If the work you are doing has you tired, and wishing for a break, pray about this. Perhaps respite is just what you need. Or, maybe there is more to it than that. It could be that you simply must continue because you are in a season of obedience. If this is the case, God will give you confirmation and strength. If your feelings are as they are because God is ultimately leading you to another path of output, pray about this as well. Find others whose Godly feedback you trust and seek counsel. Unfortunately, ministerial burnout often comes about as a result of certain (usually difficult, tedious, or seemingly unrewarding) jobs that simply do not get volunteered for by many individuals. Thus, those who take them on often feel trapped in them, thinking no one will step up to replace them should they take a sabbatical. Pray about this as well, and discuss it with trusted peers. If God is leading you away from a job He wants continued, He will bring another laborer.
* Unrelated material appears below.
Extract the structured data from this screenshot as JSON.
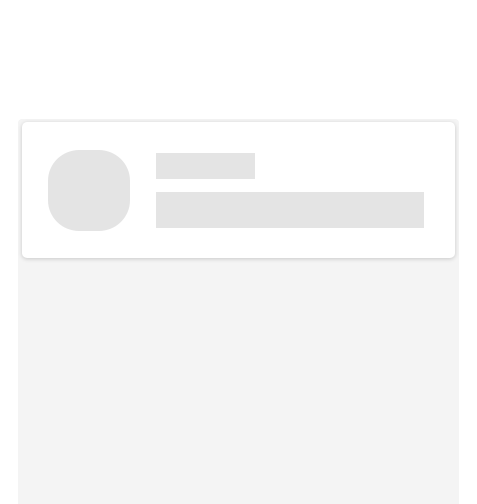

The important issue for an individual is to pray for God to reveal the calling on a person’s life, while paying close attention to your own emerging interests, passions, strengths, and abilities. And, it’s important to note, that some of these strengths may take our service out of the institution of religion, and into our communities. There are many places that a person can shine the light of God’s love to our lost world which fall outside the walls of the church. Myriads of forms of community service occur in civic buildings, community areas, schools, big brother and sister programs, community parks, other forms of volunteer work, not to mention the everyday interactions one has at work or in his neighborhood. These are all areas where individual can fulfill his calling.

Finding this path doesn’t look the same for everyone: some begin on a path of ministry and soon discover a series of unique and unexpected doors open which sequentially, leading them into a place they never expected. Others take on one form of ministry which they operate in for their entire lives. The important thing is to surrender in obedience, doing what you find, while simultaneously and prayerfully asking God to reveal a personalized plan which follows your own strengths and talents.

UP NEXT: The Square-Wheeled Caboose

Category: Featured, Featured Articles